In Brief

A review article. We know that the prisoner's dilemma does not accurately predict the way people behave in experiments. Why? Using PET scanning, the authors seek to shed light on this.

First, they expect to find that people enjoy punishing unfair behavior (i.e. people who defect against a cooperating player). They use three experimental conditions in which punishment is possible. In the first condition, punishment is costly (it costs both the cooperator and the defector); in the second, punishment is free (but costs the bad guy money); in the third/control, punishment is only symbolic (i.e. it incurs no financial costs). By comparing the costly and free cases to the symbolic case, they see that the reward areas of the brain are activated when we get to give an actual punishment.

Second, they expect to find that people enjoy cooperating for its own sake. They test this by using PET scanning when subjects play a prisoner's dilemma against either a real person or a computer. The monetary payoffs are the same in either case, so we can cancel out those areas of the brain. But in the human case, you might also get an additional payoff from the act of mutual cooperation. Turns out, you do; the reward centers of the brain are activated by mutual cooperation. There is an additional payoff from cooperating with a human.


They discuss recent neuroeconomic evidence that people derive non pecuniary utility from both mutual cooperation and from punishing unfair behavior in these games. Thus the mutual cooperation that takes place despite the free riding incentives and the punishment of people who do free ride is not irrational, but better understood as a rational response of people with corresponding social preferences.

The authors examine the effect of Neuropeptide Oxytocin (OT) on trusting and trustworthy behavior. OT is shown to elicit more trusting behavior when administered to subjects even when their beliefs do not change. These results in concert show not only that people exhibit prosocial behavior but that other people believe they do and trust them.


Subjects play a trust game where they send money to another player and hope the other player sends money back to them. The first player can keep his money, or he can send the money to the second player; the second player can keep this money, or transfer it back to the first. Any money that is sent back to the first player is automatically doubled. Thus, both players can be better off if both transfers occur than if neither transfer occurs, but the first player must trust the second player not to keep all the money.

The experimental conditon: The first player is given the option to punish the second player for failure to transfer money back.


Brain scan imaging shows that punishing untrustworthy people activates the reward response areas of the brain, suggesting that people get pleasure out of punishing untrustworthy people. Evidence further shows that stronger stimulation comes from punishing economically rather than randomly. That is, only when you are wronged instead of blindly punishing everyone.
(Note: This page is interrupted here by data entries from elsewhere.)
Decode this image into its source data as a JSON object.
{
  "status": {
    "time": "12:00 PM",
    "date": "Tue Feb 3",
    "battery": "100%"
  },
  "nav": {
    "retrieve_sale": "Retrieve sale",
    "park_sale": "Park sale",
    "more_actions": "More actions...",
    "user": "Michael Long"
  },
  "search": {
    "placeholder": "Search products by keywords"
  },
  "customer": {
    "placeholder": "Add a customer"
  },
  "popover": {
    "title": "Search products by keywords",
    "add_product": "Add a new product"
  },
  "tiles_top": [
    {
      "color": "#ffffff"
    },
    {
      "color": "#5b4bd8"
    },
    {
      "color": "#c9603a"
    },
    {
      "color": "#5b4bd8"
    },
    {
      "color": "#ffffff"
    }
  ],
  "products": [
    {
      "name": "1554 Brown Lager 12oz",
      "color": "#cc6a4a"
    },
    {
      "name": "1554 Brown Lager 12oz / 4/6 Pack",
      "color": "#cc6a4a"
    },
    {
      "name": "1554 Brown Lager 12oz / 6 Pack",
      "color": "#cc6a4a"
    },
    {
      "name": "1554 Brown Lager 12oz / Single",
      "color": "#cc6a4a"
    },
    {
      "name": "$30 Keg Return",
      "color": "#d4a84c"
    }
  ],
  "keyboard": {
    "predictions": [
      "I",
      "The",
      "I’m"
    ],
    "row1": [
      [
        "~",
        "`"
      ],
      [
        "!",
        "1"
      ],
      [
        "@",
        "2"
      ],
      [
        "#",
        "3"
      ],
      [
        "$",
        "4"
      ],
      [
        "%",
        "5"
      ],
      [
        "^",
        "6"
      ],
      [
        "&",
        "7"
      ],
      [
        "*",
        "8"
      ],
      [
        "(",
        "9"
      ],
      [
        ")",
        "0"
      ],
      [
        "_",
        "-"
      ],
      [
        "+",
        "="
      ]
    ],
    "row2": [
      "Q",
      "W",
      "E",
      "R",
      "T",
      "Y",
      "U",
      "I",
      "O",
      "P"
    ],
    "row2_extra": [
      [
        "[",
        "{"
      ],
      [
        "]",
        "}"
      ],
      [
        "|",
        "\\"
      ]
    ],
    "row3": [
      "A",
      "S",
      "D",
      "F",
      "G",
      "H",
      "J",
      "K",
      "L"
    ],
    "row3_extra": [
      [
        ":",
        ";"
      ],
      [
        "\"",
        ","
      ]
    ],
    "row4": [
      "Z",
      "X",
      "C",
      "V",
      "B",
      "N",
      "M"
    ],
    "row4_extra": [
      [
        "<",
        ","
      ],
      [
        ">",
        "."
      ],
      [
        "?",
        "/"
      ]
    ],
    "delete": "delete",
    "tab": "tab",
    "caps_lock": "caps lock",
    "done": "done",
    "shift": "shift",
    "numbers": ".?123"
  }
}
Evidence also shows more stimulation of the reward part of the brain is produced through cooperative gains. That is, the authors scan people receiving equal monetary rewards, but one receives the reward as a result of cooperation with another human and the other just gets it (or gets it by playing a computer). There is additional activity in the brain's reward areas when the money comes from cooperation.

Adjusting OT levels in players also affects their ability to trust. Trust is variable, which means economists' assumptions about fixed preferences is wrong.